If you haven’t seen Frozen II yet, I’m going to guess you do not have a young (or maybe not so young) female child in your life but I would highly recommend everyone see this movie. I will be the first to say that I am not obsessed with Disney, I have friends that have been to Disney more times in the past 4 years than I’ve been in my whole life. The Munchkin, at almost four, has only been to Disney while she was still baking on the inside and we didn’t even know she was a she. However, this movie had so many good lessons for the adults wrapped up in an entertaining movie that even the Mr. is excited to pre-order it.
**Note: Frozen and all related material are property of Disney, I’m just a woman, wife, and mom who thinks the messages in this movie are awesome. I have tried not to include specific spoilers but if you haven’t seen it by now that’s not my fault ;-)**
In the beginning of the movie, Anna and Olaf launch into a song that’s so poignant about being together, sharing time and presence with one another in a Thanksgiving-esque celebration (around the time of the US release) that Elsa sings:
I’m not sure I want things to change at all
These days are precious
Can’t let them slip away
I can’t freeze this moment
But I can still go out and seize this day
“I’m holding on tight to you” all the main characters say to each other and I got chills while sitting in the movie theater. The characters are discussing how life is changing and it’s scary (more on that later) but being with each other is the most important and how “some things never change” like the love they have for each other.
The next song is a testament to Elsa wondering if she’s in the right place for her life. Based on my calculation, Elsa is approximately 27-28 years old in Frozen II and that means she is hitting that age where women (in my experience, myself included) have followed “the path” (marriage, kids, career, etc..) that was set out for them and then they start questioning as Elsa does: “Every day’s a little harder as I feel my power grow/Don’t you know there’s part of me that longs to go…/Into the unknown?” Elsa wonders what following that voice is going to lead her. Is it going to take her somewhere wonderful or distract her? She’s comfortable where she is: “everyone I’ve ever loved is here within these walls.” But she’s wondering if there’s more to life than what she’s living. This seems to parallel what happens around that age, many of us have been told what our lives should be or look like and we have finally started to open up to the possibility that there could be more if we were just willing to go “into the unknown”. This was the age where I decided to divorce my first husband, I wanted some thing more, something that involved a little adventure and I didn’t see him as the partner for that for many different reasons.
Now it is Olaf’s turn for his questioning.

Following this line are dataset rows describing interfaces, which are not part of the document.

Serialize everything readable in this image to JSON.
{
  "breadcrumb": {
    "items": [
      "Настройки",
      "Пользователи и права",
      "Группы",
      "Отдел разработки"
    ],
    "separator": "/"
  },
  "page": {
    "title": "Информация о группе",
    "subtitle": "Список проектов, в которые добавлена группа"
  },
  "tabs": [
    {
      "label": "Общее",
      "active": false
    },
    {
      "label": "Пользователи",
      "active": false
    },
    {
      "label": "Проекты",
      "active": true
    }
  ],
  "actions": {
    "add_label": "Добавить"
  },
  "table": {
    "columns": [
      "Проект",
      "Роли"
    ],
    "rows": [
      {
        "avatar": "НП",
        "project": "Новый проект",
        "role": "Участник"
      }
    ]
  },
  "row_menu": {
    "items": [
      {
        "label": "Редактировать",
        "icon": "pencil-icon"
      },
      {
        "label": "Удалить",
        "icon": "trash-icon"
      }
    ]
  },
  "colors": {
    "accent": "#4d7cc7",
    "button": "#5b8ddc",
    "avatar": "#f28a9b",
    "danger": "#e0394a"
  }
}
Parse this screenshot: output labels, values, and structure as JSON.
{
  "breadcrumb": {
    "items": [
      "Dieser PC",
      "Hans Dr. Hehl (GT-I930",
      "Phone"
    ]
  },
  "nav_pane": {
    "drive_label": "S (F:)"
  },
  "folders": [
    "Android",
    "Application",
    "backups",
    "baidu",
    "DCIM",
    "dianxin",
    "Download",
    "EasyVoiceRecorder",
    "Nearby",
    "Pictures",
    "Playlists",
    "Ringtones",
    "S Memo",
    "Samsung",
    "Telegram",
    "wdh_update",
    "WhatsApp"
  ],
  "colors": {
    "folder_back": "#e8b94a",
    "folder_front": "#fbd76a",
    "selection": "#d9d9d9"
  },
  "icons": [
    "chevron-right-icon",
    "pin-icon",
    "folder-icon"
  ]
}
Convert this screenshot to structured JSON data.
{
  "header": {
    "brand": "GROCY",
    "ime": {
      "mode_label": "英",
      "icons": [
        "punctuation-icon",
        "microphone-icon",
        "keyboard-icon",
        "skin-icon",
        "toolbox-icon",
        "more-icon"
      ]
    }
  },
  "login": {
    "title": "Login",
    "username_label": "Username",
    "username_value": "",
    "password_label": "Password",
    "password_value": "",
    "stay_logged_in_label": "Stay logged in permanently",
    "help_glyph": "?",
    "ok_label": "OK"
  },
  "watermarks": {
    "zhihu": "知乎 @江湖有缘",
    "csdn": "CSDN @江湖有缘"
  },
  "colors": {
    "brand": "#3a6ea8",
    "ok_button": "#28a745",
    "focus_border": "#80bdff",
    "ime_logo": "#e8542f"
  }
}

Olaf is aproximately 6 years old and he sings a song about how things will make more sense when he’s older:
I think it’s interesting how Olaf believes “that will all make sense when I am older” and his wishing to be older because “absolutely everything makes sense” which sometimes I think how kids (the Munhckin and my students) see adults because we’re so good at pretending that everything makes sense and everything is fine. I have witnessed first hand how the diseases of perfection and comparison have invaded our culture both as a teacher and a mom. I’ve seen how students are interested in just getting the right answer without actually trusting the process. Some of that is laziness (biology is inherently lazy) but some of it is the need to have the “right” grade and if you don’t have the grade then you aren’t worth it. That external validation of doing a good job is creating students who don’t have their own compass. And teenagers who don’t have their own compass become adults who don’t have their own compass and fall into the trap of not knowing what actually fulfills them. Which leads me to the next great song:
Elsa goes on the journey into the unkown following “The Voice” to find some answers:
The Voice: Show yourself
Step into your power
Into something new
You are the one you’ve been waiting for
Elsa: All of my life
The Voice: (All of your life)
Both: Oh, show yourself
As I’ve moved through my third decade on this planet I’ve had to work on re-finding that which fulfills me and ignites my heart and soul; I’ve had to follow “the voice” that got crowded out by upper middle-class suburbanite societal trappings but through reconnecting with myself and working on the connection with the Munchkin and the Mr. I have been able to find those things again and remember what it is that really makes me feel like a whole person and not someone just going through the motions.
The evolution of Elsa through this movie really highlighted the growth of myself through my 20s and now as I am cruising into my 40s. By the end of the movie she is really embracing her powers, what they mean, and what path she should be on as opposed to the path she was put on by trying to hide who she truly is (AKA her frozen powers). by following “The Voice” she has found her voice.
Elsa’s growth was the theme that stuck out for me personally but then there was Anna’s ability to do “the next right thing”, the nature of Kristoff’s non-toxic masculinity (highlighted by an awesome 80’s style ballad that had the Mr. and I cracking up) because his “love isn’t fragile” right through to the discussion of indigenous people’s lands and control. There were so many great themes and thought-provoking moments in this movie that it is definitely worth the time and energy to watch it.